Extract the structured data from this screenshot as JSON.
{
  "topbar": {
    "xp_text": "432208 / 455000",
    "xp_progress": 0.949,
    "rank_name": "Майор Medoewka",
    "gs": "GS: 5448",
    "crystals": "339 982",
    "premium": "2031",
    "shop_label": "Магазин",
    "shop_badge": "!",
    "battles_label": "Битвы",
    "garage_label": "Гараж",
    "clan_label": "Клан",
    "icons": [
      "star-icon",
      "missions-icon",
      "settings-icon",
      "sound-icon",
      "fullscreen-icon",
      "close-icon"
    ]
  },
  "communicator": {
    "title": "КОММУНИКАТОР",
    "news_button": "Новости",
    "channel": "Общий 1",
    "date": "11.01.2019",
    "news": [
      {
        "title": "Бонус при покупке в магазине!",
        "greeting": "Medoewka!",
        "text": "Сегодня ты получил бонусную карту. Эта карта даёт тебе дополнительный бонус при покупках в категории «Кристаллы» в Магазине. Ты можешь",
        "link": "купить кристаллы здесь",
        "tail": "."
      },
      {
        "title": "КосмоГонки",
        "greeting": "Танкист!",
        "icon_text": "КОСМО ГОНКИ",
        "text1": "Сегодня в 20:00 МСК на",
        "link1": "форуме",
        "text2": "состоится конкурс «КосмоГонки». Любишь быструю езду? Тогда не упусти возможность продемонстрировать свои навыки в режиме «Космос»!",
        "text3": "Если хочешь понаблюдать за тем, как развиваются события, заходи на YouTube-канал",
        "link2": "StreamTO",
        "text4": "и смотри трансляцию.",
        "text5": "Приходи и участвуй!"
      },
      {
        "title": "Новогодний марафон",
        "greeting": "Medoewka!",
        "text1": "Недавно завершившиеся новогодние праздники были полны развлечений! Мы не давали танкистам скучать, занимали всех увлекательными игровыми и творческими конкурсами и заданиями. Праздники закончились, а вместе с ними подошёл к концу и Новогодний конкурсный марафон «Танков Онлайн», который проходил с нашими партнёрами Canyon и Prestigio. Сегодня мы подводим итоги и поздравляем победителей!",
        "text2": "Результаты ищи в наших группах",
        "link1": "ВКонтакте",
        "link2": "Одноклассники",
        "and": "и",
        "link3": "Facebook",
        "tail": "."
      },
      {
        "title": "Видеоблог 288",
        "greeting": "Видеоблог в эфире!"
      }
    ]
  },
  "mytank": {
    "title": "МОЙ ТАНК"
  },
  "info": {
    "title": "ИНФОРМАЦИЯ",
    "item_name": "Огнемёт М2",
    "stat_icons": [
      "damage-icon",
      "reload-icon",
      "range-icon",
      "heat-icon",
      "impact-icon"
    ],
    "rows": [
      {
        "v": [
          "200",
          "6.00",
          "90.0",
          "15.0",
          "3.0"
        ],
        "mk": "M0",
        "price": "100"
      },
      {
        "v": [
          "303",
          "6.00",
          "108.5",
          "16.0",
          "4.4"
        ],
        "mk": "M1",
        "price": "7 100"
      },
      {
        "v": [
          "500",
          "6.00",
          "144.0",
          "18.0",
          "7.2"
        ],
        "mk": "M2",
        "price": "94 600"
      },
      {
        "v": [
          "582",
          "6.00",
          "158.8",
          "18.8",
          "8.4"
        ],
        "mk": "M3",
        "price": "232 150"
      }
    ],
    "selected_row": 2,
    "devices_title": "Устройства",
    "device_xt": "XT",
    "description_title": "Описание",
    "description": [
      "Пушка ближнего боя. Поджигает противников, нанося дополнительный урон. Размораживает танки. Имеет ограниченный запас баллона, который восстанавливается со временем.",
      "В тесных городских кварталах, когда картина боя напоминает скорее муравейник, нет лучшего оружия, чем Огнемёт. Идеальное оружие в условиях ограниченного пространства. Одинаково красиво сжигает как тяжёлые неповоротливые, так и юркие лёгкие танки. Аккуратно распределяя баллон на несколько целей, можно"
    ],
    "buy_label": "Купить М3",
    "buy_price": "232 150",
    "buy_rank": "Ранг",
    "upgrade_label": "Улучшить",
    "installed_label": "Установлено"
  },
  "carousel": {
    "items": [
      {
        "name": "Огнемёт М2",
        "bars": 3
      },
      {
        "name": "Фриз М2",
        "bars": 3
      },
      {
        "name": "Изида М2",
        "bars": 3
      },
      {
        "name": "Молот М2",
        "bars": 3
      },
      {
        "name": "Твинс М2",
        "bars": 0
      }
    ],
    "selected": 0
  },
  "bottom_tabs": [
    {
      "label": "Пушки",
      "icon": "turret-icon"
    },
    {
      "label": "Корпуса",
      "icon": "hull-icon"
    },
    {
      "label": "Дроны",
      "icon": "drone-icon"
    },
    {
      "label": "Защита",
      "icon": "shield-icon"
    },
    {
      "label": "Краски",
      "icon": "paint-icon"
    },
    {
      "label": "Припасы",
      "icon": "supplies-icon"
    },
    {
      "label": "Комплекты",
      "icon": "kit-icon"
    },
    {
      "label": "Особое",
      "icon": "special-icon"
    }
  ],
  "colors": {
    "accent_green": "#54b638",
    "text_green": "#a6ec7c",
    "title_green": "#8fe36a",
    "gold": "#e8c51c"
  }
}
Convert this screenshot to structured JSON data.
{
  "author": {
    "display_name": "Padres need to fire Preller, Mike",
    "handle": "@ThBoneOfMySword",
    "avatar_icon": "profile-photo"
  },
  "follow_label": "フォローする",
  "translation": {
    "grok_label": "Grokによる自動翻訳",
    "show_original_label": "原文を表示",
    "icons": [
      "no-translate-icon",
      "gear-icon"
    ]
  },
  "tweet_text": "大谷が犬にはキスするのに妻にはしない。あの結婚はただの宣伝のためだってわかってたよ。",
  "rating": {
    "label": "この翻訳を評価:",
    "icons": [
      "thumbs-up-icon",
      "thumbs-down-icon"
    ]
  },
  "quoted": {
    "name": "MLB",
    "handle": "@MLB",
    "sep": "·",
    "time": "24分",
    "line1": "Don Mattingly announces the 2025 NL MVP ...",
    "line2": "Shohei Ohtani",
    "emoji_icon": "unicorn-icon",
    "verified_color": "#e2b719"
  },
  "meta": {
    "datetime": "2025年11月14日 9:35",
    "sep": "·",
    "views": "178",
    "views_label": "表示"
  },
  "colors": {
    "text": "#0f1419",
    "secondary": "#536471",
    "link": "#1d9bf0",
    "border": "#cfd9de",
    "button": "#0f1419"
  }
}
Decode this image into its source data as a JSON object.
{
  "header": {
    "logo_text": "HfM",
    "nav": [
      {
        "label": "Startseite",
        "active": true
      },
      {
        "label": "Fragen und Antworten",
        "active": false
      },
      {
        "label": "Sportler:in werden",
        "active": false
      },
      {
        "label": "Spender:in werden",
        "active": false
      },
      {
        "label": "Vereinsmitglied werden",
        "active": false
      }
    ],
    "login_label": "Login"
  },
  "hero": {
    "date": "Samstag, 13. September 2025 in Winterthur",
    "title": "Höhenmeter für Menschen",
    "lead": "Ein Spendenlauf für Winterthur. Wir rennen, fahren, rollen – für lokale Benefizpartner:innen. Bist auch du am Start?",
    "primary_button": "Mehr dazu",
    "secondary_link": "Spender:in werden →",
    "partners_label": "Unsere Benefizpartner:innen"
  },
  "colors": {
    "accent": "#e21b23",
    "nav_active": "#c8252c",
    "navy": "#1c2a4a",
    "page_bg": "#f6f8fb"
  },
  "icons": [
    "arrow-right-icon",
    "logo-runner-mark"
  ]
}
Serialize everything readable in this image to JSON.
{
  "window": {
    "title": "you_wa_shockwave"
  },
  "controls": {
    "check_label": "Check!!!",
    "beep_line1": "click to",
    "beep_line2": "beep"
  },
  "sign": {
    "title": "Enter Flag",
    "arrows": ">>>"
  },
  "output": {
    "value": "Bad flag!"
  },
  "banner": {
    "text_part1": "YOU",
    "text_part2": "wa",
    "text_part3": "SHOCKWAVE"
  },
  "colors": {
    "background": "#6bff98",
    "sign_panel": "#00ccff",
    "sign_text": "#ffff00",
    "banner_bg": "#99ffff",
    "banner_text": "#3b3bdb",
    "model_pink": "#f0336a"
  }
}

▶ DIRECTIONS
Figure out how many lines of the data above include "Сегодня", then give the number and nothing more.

▶ EXPECTED ANSWER
3